Given entries Start Marker
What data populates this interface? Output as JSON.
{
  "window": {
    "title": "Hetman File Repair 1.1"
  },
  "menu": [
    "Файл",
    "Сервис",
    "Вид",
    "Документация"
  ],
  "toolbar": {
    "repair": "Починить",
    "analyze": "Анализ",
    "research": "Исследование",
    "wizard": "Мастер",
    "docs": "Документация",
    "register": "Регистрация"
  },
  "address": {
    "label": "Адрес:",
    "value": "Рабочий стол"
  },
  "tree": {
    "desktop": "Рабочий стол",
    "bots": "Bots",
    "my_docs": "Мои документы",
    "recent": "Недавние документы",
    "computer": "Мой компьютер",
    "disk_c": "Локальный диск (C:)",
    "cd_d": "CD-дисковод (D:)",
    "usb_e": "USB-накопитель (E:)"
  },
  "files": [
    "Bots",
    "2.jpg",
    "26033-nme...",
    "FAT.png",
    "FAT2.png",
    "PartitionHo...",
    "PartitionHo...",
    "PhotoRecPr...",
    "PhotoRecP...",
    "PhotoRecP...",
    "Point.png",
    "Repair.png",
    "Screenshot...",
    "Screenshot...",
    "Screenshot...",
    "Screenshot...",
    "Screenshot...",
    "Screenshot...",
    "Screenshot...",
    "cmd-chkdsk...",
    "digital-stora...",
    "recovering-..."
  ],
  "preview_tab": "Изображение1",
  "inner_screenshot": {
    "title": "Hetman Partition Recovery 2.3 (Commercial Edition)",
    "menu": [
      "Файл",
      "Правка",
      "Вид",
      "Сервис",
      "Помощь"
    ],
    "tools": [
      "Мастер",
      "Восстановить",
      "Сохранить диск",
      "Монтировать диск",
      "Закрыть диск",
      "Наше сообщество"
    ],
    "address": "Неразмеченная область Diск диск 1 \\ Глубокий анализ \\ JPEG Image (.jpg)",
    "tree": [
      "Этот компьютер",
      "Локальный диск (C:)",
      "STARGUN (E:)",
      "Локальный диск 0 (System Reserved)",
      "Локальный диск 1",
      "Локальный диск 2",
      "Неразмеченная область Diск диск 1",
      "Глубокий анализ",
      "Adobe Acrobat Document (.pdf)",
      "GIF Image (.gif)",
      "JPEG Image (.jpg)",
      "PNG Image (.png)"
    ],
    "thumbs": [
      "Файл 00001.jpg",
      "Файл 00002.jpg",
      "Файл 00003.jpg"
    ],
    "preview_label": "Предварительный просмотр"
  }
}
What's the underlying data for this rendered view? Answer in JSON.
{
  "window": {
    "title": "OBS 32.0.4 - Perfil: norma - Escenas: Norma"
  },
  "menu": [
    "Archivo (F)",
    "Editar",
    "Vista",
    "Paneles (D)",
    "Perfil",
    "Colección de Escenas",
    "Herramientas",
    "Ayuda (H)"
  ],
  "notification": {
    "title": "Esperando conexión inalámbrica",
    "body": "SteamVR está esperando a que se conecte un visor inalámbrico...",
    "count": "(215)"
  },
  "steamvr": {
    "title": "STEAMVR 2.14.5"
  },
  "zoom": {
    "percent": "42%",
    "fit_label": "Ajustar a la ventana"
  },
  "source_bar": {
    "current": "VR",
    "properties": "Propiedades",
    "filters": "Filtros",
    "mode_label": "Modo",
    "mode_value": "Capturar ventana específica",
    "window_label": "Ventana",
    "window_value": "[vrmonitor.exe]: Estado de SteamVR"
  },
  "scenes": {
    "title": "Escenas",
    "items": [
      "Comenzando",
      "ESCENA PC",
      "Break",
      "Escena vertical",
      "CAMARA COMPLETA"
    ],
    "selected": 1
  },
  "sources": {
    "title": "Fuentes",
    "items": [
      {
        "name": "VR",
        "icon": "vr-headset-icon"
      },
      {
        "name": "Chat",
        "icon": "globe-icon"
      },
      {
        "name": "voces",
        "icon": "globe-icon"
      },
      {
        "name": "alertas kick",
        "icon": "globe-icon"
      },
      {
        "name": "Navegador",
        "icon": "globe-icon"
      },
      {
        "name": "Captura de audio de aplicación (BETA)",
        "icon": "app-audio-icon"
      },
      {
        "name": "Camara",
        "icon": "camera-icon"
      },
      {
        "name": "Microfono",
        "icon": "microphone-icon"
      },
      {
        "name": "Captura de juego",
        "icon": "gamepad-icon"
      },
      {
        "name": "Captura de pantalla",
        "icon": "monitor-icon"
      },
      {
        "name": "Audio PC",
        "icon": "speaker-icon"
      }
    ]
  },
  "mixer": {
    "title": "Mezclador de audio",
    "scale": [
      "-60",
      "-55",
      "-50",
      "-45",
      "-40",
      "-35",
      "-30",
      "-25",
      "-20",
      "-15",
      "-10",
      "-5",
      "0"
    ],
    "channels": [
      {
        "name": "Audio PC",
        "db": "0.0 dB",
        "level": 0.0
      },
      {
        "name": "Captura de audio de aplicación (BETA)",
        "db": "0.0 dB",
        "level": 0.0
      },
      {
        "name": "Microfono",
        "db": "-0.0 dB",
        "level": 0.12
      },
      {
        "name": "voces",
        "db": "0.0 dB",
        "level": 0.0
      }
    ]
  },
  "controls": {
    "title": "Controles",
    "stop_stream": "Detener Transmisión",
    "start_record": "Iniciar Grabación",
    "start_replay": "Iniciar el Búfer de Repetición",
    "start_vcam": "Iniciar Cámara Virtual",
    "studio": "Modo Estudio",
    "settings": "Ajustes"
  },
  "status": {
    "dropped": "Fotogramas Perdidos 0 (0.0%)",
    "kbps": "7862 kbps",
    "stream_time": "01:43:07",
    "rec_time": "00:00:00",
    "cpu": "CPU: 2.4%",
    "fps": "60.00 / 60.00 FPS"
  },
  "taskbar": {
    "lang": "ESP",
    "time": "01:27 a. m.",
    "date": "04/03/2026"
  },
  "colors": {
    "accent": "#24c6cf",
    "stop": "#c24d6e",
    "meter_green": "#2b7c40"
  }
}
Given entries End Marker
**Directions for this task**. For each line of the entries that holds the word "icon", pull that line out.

**Answer to the problem**.
        "icon": "vr-headset-icon"
        "icon": "globe-icon"
        "icon": "globe-icon"
        "icon": "globe-icon"
        "icon": "globe-icon"
        "icon": "app-audio-icon"
        "icon": "camera-icon"
        "icon": "microphone-icon"
        "icon": "gamepad-icon"
        "icon": "monitor-icon"
        "icon": "speaker-icon"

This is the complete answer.